- Oops!Something went wrong.Please try again later.
It’s the world of Rhode, and we’re all just living in it.
More from WWD
“The vision for me from the beginning was the world of Rhode,” Bieber told WWD. “I see Rhode as more than a beauty brand, I see it more as a platform.”
Bieber is starting small with the brand’s launch, including a serum, a moisturizer and three lip balms, with future product drops planned to expand the lineup.
All of the initial products are vegan, cruelty-free and gluten-free, and priced below $30. Bieber designed the range to be essentials-focused. “My philosophy for the brand, and the ethos for me, is to make one of everything really good — it’s those staple products you keep going back to. It’s also my philosophy when it comes to curating my wardrobe: the perfect pair of jeans, that one really good T,” she said.
Although her vision for Rhode was clear, she also knew her own limitations. “I have vision, I have ideas, and I’m creative, but I’m not a chemist or a dermatologist,” she said. “The team has done such a good job of dealing with my crazy midnight texts.”
To that end, Rhode tapped cosmetic chemist Ron Robinson, founder and chief executive officer of BeautyStat, as its chemist in residence, and Dr. Dhaval Bhanusali serves as the brand’s dermatologist in residence.
Both had a heavy hand in the product formulation. “When we were developing the formulas, the labs said they were $100 formulas, but that’s exactly what we’re trying not to do,” Bieber said. “Expensive skin care formulas should be accessible.”
She may not know her way around a lab, but Bieber was still highly engaged in the process. “During the pandemic, I really dove into the products and ingredients I know and really love, and learning why they work so well,” she said. “It wouldn’t have made sense for me if I said I was launching with 14 eyeliners. It’s not my thing, these are products I use on a daily basis.”
With that in mind, though, the brand isn’t limited to specific categories for expansion. “If I were to go the route of any color, it would be very stripped back, like a tinted lip balm,” she said, adding hair care might make sense eventually, too. “I just wanted a brand that could take my aesthetic, my knowledge of the ingredients that I love, and make it for everyone.”
That aesthetic has defined every step of brand building, from its matte gray packaging to the marketing. “Formula efficacy is the number-one thing, and then it’s about the vibe, the aesthetic, the packaging, the bottles. It’s very curated, very edited, minimal, stripped back,” she said.

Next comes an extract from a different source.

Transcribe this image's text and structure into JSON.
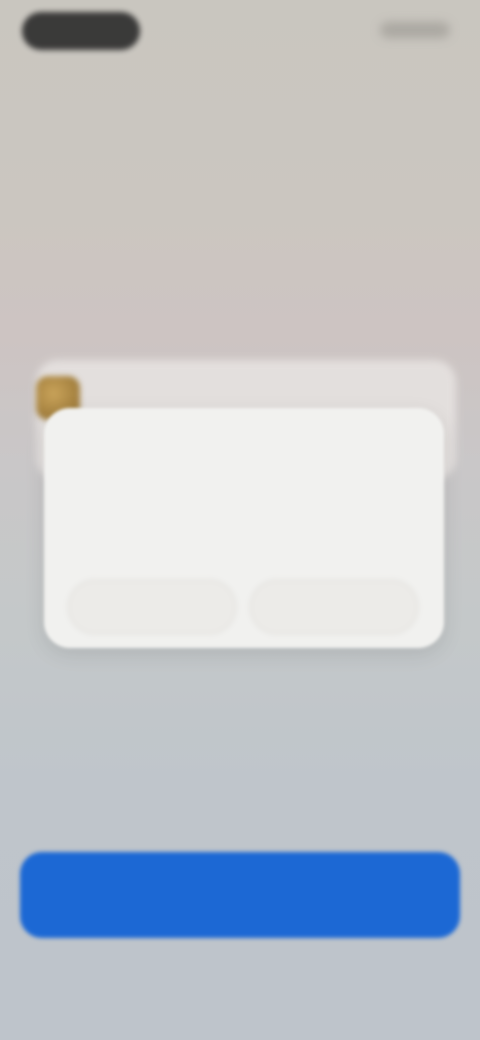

The brand isn’t following the traditionally aggressive go-to-market strategies that other celebrity brands have. On June 1, Kim Kardashian announced that her new brand, Skkn by Kim, would come to market with nine stockkeeping units; earlier, Lady Gaga’s Haus Labs relaunched with plans to roll out over 100 sku’s in 2022. The latter has also partnered with Sephora, but Bieber wants to own her vision — and her customer — before exploring retail partnerships.

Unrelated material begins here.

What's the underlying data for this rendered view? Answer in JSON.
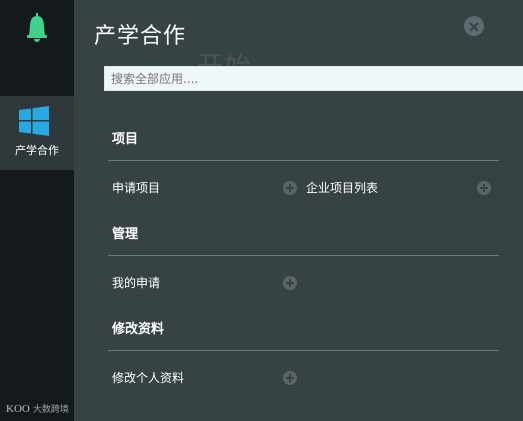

“I spoke to a retailer early on, and I just don’t want to be in a position where somebody’s telling me what to do with my vision. I’ve lent my name and face to a lot of brands, and I’ve spent my time doing that, and I will continue to. But this being my baby, I don’t want people coming in and telling me I have to do something. I want to be able to maintain as much creative control as I can,” she said.
Although Bieber said the route presented challenges, she wanted to be in the brand’s driver’s seat and start from scratch. “I chose the route of ground-up,” she said. “I’m the majority owner of this brand, I put most [of the] money into this brand myself. There’s no reason for me to cut corners. I will not, and I did not with these products.”
Part of the brand’s communication strategy will include YouTube-oriented with content on Bieber’s channel, which launched in 2020.
“We took a TV quality approach to YouTube to make it a place where she could showcase her personality,” said Michael D. Ratner, founding partner and board member of Rhode, who also oversees the production of the content as founder, president and chief executive of OBB media. “But the beauty in how we’re approaching it, is that there’s no over-planning. The YouTube channel is not going to magically become the Rhode YouTube channel.”
For more from WWD.com, see: